Parchment’s wells contaminated by the likely carcinogen are less than a mile downstream from the old mill and dump on the Kalamazoo River.
More than 3,000 people are on bottled water in the Parchment area after high levels of the likely carcinogen was discovered last week in the city’s water supply.
Larry Fike worked at Crown Vantage paper mill along the Kalamazoo River until it closed in 2000.
“I was one of the last ones out, worked there for 35 years,” Fike said. His dad and uncle worked there, too.
They made wax paper for cooking, stationery, at one time Christmas wrapping paper, but the former worker said he’d never heard of PFAS.
“The water that came out of there was nasty and where did it go? I don’t know. I never knew where it went,” Fike said.
Crown Vantage thrived for decades, one of several paper mills in Parchment.
But it’s now abandoned, owned by River Reach Partners LCC of Colorado. Plans for a development there have stalled.
“When this came up, I thought I don’t know maybe it was the mill,” Fike said.
State officials have identified paper mills as a possible source of PFAS, which was used in production.
Cooper Township Jeffrey R. Sorensen confirmed the state is testing monitoring wells near the old mill for PFAS.
The old mill is less than a mile upriver from Parchment’s contaminated wells.
Then, there’s the paper mill dump between Crown Vantage and the wells. The 82-acre dump site is owned by Cooper Township.

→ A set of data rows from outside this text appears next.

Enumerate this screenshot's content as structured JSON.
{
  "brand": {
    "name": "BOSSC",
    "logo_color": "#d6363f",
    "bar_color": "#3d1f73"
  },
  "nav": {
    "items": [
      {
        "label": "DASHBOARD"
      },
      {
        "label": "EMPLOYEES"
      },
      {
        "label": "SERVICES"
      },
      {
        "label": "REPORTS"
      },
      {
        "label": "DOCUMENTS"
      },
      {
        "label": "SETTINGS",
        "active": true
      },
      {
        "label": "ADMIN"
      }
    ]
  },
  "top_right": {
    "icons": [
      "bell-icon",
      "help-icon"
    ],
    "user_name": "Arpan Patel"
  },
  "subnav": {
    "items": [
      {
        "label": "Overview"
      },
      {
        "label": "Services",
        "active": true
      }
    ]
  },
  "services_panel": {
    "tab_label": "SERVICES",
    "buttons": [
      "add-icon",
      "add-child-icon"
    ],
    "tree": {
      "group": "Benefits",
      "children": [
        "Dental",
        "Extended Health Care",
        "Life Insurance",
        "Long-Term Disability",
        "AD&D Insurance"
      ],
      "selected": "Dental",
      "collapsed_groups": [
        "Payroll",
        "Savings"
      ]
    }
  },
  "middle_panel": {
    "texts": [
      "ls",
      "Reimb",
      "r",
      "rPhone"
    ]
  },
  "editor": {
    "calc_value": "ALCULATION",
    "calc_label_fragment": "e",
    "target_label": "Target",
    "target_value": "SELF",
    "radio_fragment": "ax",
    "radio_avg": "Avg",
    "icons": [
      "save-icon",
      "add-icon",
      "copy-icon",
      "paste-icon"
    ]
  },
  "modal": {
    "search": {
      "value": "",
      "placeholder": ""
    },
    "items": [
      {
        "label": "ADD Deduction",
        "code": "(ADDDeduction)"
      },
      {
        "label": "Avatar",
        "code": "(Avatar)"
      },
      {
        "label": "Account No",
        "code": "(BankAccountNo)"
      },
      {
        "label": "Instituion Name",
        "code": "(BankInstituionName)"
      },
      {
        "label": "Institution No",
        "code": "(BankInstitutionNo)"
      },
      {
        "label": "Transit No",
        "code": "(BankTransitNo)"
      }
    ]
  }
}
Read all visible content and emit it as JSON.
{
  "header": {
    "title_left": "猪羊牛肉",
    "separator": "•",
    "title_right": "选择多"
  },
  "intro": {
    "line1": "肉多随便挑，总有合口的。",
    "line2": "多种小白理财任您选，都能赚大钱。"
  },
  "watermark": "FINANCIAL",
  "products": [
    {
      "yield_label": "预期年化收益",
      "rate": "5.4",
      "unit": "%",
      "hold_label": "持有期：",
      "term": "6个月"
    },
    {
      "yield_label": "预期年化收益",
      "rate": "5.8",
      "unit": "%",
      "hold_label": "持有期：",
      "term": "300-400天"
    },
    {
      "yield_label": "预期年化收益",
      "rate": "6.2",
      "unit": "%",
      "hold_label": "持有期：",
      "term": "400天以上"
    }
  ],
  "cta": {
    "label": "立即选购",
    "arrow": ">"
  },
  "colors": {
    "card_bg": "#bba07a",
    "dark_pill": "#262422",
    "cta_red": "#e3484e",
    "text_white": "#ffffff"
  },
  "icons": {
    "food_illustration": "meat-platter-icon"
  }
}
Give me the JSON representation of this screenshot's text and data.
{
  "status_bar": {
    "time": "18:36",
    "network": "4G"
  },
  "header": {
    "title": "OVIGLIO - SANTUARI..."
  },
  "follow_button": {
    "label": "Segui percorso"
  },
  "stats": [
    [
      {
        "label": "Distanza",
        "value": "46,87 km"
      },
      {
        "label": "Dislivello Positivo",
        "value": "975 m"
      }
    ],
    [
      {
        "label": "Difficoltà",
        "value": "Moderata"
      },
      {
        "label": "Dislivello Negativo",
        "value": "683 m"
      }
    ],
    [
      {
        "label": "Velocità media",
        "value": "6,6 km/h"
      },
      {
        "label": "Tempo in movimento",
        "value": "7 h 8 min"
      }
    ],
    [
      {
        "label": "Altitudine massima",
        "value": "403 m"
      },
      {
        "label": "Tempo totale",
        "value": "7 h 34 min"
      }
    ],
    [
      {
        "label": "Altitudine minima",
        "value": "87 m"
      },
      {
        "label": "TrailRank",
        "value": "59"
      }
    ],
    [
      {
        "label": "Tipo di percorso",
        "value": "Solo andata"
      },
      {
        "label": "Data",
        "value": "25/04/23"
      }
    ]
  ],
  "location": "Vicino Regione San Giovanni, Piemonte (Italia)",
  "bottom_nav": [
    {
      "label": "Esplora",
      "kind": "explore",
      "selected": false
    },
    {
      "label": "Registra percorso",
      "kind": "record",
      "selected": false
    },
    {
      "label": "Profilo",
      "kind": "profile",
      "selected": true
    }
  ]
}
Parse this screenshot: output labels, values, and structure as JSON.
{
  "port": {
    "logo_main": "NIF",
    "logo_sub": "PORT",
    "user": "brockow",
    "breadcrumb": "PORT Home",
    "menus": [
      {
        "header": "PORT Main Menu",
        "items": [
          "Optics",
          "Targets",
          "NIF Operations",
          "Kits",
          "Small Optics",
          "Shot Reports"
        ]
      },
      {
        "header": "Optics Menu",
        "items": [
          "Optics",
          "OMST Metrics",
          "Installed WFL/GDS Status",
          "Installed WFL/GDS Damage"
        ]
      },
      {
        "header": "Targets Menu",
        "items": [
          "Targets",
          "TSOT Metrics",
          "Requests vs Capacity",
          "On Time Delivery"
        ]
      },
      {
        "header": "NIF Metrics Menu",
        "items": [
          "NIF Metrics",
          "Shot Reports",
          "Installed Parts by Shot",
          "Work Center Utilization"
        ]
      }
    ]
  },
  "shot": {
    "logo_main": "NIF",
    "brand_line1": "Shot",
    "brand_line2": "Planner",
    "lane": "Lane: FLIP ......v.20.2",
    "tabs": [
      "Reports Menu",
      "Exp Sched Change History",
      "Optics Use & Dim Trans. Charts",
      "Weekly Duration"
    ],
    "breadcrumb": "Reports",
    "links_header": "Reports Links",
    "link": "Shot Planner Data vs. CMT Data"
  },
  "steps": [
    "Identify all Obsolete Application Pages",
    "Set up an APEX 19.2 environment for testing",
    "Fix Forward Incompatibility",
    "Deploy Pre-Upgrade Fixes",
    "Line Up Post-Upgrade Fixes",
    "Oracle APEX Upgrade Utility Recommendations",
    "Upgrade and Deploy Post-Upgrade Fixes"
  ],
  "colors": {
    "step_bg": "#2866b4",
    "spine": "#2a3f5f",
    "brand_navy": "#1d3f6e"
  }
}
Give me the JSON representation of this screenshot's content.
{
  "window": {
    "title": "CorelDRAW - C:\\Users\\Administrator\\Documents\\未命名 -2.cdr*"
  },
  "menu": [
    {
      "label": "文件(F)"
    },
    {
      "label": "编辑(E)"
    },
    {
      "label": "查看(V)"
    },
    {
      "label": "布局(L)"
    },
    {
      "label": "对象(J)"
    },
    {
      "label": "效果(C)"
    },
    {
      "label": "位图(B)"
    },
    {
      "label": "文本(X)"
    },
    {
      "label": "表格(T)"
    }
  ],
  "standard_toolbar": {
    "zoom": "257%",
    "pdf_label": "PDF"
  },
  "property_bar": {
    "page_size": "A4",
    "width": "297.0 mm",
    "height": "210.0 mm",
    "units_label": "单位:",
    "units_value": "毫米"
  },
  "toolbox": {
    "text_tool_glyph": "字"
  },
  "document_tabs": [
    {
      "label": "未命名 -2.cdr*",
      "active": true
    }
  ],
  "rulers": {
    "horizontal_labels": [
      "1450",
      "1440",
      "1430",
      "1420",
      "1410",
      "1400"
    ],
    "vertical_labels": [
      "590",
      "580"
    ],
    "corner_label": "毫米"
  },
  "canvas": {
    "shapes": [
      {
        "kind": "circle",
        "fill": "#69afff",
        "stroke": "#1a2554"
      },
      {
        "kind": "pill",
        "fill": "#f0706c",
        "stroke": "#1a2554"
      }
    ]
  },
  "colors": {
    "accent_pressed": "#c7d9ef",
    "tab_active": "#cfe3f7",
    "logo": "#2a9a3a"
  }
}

Fike, the former paper mill worker, has lived most of his life next to the dump. He used to be able to see the Kalamazoo River from his home, but now hills made of paper sludge block the view.
“It was more of a sludge pulp type stuff that went in there,” he said.
Neighbors said it hasn’t been used as a dump for at least 20 years.
“It used to smell really bad, smell like rotten eggs, stink really bad all through the summers,” said Garry Burnham, who has lived next to the dump for 57 years. “Every time they’d dump it’d smell.”
Now, he and other neighbors are drinking bottled water, and waiting for answers.
“I have to open so many bottles of water during the day,” Burnham said. “It takes me four bottles of water just to fill the coffee pot; four for the dog’s dish in the morning; two for the cat; hard telling how many the kids around here are going to drink.”